Much of what I have said above about appreciating and cultivating orality may seem to indicate that I see no place for the full manuscript. That is not the case as long as the manuscript is itself a document written in oral form and used in the pulpit in a way that does not impede vital visual connection with the congregation. Something else a manuscript should not restrict is the openness of the preacher in the preaching moment to add or subtract from the manuscript as the moment demands.
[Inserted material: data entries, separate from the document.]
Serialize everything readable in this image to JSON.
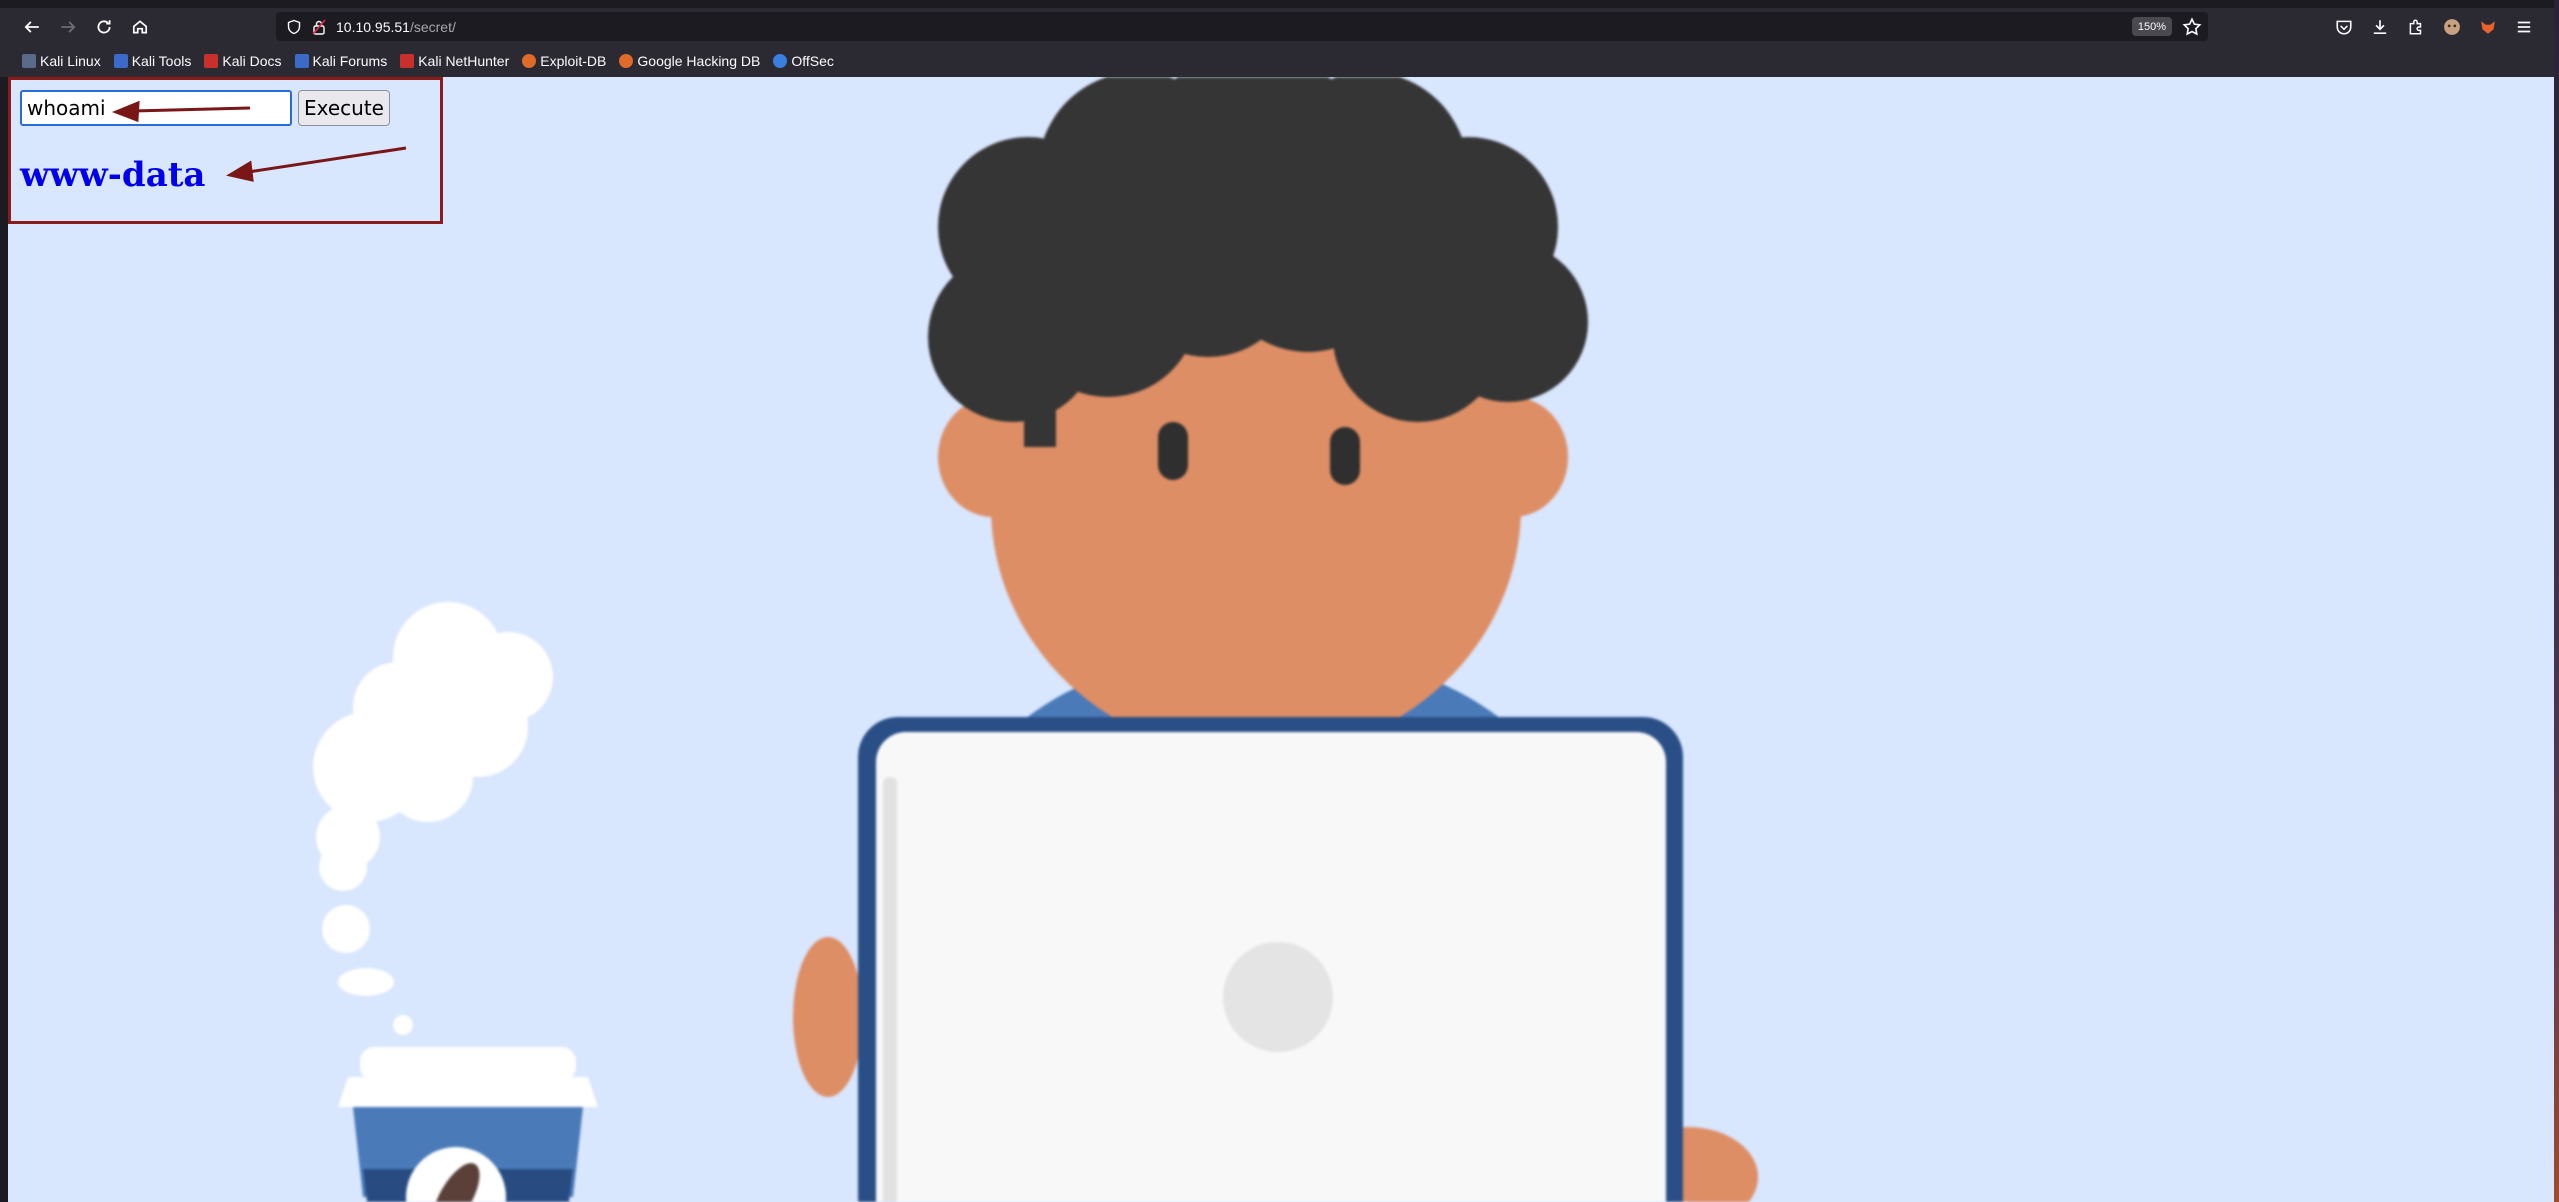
{
  "browser": {
    "url_host": "10.10.95.51",
    "url_path": "/secret/",
    "zoom": "150%",
    "bookmarks": [
      {
        "label": "Kali Linux",
        "color": "#5a6a8a"
      },
      {
        "label": "Kali Tools",
        "color": "#3a6bc8"
      },
      {
        "label": "Kali Docs",
        "color": "#c8302c"
      },
      {
        "label": "Kali Forums",
        "color": "#3a6bc8"
      },
      {
        "label": "Kali NetHunter",
        "color": "#c8302c"
      },
      {
        "label": "Exploit-DB",
        "color": "#e06a2a"
      },
      {
        "label": "Google Hacking DB",
        "color": "#e06a2a"
      },
      {
        "label": "OffSec",
        "color": "#3a7fe0"
      }
    ]
  },
  "form": {
    "command_value": "whoami",
    "execute_label": "Execute"
  },
  "result": {
    "output": "www-data"
  },
  "colors": {
    "page_bg": "#d8e6fe",
    "annotation": "#8b1a1a",
    "output_text": "#0000ee"
  }
}
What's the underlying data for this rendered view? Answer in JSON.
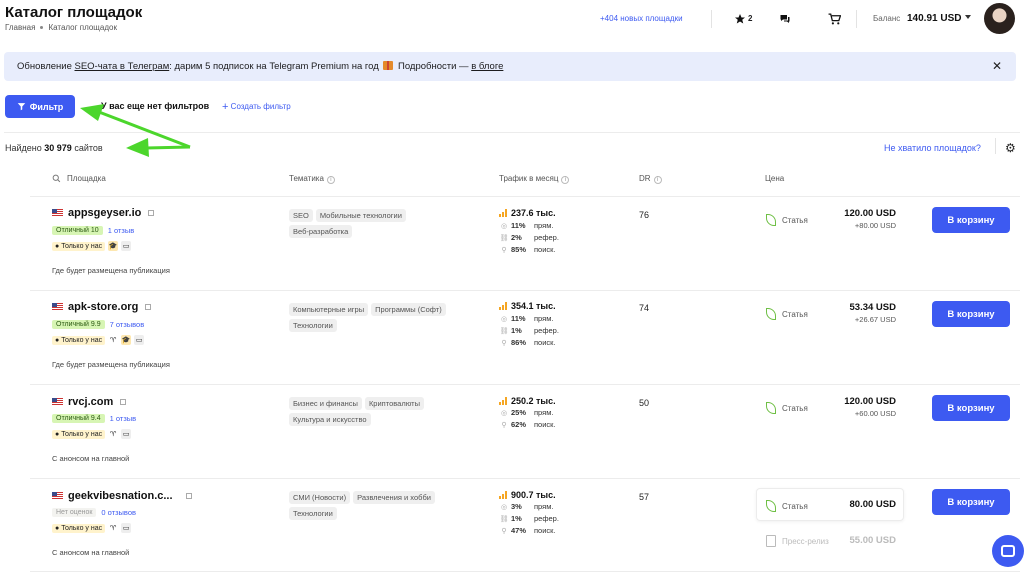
{
  "header": {
    "title": "Каталог площадок",
    "breadcrumbs": [
      "Главная",
      "Каталог площадок"
    ],
    "new_sites": "+404 новых площадки",
    "favorites_count": "2",
    "balance_label": "Баланс",
    "balance_value": "140.91 USD"
  },
  "banner": {
    "pre": "Обновление ",
    "link1": "SEO-чата в Телеграм",
    "mid": ": дарим 5 подписок на Telegram Premium на год ",
    "post": " Подробности — ",
    "link2": "в блоге",
    "close": "✕"
  },
  "filters": {
    "filter_button": "Фильтр",
    "no_filters": "У вас еще нет фильтров",
    "create_filter": "Создать фильтр"
  },
  "results": {
    "found_prefix": "Найдено",
    "found_count": "30 979",
    "found_suffix": "сайтов",
    "not_enough": "Не хватило площадок?"
  },
  "columns": {
    "site": "Площадка",
    "topic": "Тематика",
    "traffic": "Трафик в месяц",
    "dr": "DR",
    "price": "Цена"
  },
  "rows": [
    {
      "site": "appsgeyser.io",
      "rating": "Отличный 10",
      "reviews": "1 отзыв",
      "only": "Только у нас",
      "note": "Где будет размещена публикация",
      "tags": [
        "SEO",
        "Мобильные технологии",
        "Веб-разработка"
      ],
      "traffic": "237.6 тыс.",
      "direct": "11%",
      "direct_lbl": "прям.",
      "referral": "2%",
      "referral_lbl": "рефер.",
      "search": "85%",
      "search_lbl": "поиск.",
      "dr": "76",
      "price_type": "Статья",
      "price": "120.00 USD",
      "price_sub": "+80.00 USD",
      "cart": "В корзину"
    },
    {
      "site": "apk-store.org",
      "rating": "Отличный 9.9",
      "reviews": "7 отзывов",
      "only": "Только у нас",
      "note": "Где будет размещена публикация",
      "tags": [
        "Компьютерные игры",
        "Программы (Софт)",
        "Технологии"
      ],
      "traffic": "354.1 тыс.",
      "direct": "11%",
      "direct_lbl": "прям.",
      "referral": "1%",
      "referral_lbl": "рефер.",
      "search": "86%",
      "search_lbl": "поиск.",
      "dr": "74",
      "price_type": "Статья",
      "price": "53.34 USD",
      "price_sub": "+26.67 USD",
      "cart": "В корзину"
    },
    {
      "site": "rvcj.com",
      "rating": "Отличный 9.4",
      "reviews": "1 отзыв",
      "only": "Только у нас",
      "note": "С анонсом на главной",
      "tags": [
        "Бизнес и финансы",
        "Криптовалюты",
        "Культура и искусство"
      ],
      "traffic": "250.2 тыс.",
      "direct": "25%",
      "direct_lbl": "прям.",
      "search": "62%",
      "search_lbl": "поиск.",
      "dr": "50",
      "price_type": "Статья",
      "price": "120.00 USD",
      "price_sub": "+60.00 USD",
      "cart": "В корзину"
    },
    {
      "site": "geekvibesnation.c...",
      "rating": "Нет оценок",
      "reviews": "0 отзывов",
      "only": "Только у нас",
      "note": "С анонсом на главной",
      "tags": [
        "СМИ (Новости)",
        "Развлечения и хобби",
        "Технологии"
      ],
      "traffic": "900.7 тыс.",
      "direct": "3%",
      "direct_lbl": "прям.",
      "referral": "1%",
      "referral_lbl": "рефер.",
      "search": "47%",
      "search_lbl": "поиск.",
      "dr": "57",
      "price_type": "Статья",
      "price": "80.00 USD",
      "press_type": "Пресс-релиз",
      "press_price": "55.00 USD",
      "cart": "В корзину"
    }
  ],
  "colors": {
    "accent": "#3d5af1",
    "banner_bg": "#e8edfc",
    "rating_green": "#d7f5b4",
    "traffic_bar": "#f5a623",
    "annotation_arrow": "#4cd62c"
  }
}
On the other hand, one of the great weaknesses of preaching without notes is straying from the theme of the text and expanding minor points in a distracting way. It is all too easy to become so enamored of one's own facility in speaking without notes that the preacher forgets that his expansion of the sermon may lose or even bore his hearers in the process.
With or without notes, a preacher must not be without the presence of the author of the Word. The preacher must trust the Holy Spirit in the preaching moment. The greatest folly of our age is trusting the means, the techniques of doing things. The means of preaching, unlike any other form of public speaking, is uniquely dependent on God's blessing. Reformed preachers know the folly of trusting the Spirit without preparation; but we need to deal with the equal folly of trusting our preparation without trusting the Spirit, as if the effect of preaching were a merely human production. Preacher, pray for the only power that can make the medium you use effective: the power of God's presence in your preaching through the ministry of the Holy Spirit.
 The late John Hills, Jr. recommended that the young preacher discipline himself to write out his sermons in full for the first five years of ministry. I have in my possession a box full of his manuscripts and outlines. Several sermons were written out in full even nine years after his ordination. His outline notes became briefer as the years wore on.
 Portions adapted from Gregory E. Reynolds, The Word Is Worth a Thousand Pictures (Eugene, OR: Wipf and Stock, 2001), 378-83.
 Clyde E. Fant, Preaching for Today (New York: Harper and Row, 1975), 162.
 Iain Murray, D. Martyn Lloyd-Jones: The Fight of Faith (Edinburgh: The Banner of Truth Trust, 1990), 345.
 Walter Ong, review of Beyond the Written Word: Oral Aspects of Scripture in the History of Religion by William A. Graham, America (Mar. 4, 1989): 204.
 Hughes Oliphant Old, The Reading and Preaching of the Scriptures in the Worship of the Christian Church: Volume 1, The Biblical Period (Grand Rapids: Eerdmans, 1998), 19-110.
 Richard S. Storrs, Preaching without Notes (New York: Hodder and Stoughton, 1875).
 Fant, Preaching For Today, 159-173.
 Ibid., 165.
 Ibid., 166-169.
 Robert Alter, The Art of Biblical Narrative (New York: Basic Books, 1981); The Art of Biblical Poetry (New York: Basic Books, 1987); Jan Fokkelman, Reading Biblical Narrative: An Introductory Guide, trans. Ineke Smit (Louisville, KY: Westminster John Knox, 1999); Reading Biblical Poetry: An Introductory Guide, trans. Ineke Smit (Louisville, KY: Westminster John Knox, 2001).
 Joel Nederhood, "Effective Preaching in a Media Age," class notes, Westminster Theological Seminary in California, 1990.
 Storrs, Preaching without Notes, 45ff.
 Marshall McLuhan, "Catholic Humanism and Modern Letters," in The Medium and the Light: Reflections on Religion, eds. Eric McLuhan and Jacek Szlarek (Toronto: Stoddart, 1999), 154.
 Marshall McLuhan, Understanding Media: The Extensions of Man (New York: McGraw-Hill, 1964) 77-78.
 This paragraph/section is adapted from Reynolds, The Word Is Worth a Thousand Pictures, 384-85.
Ordained Servant, January 2011.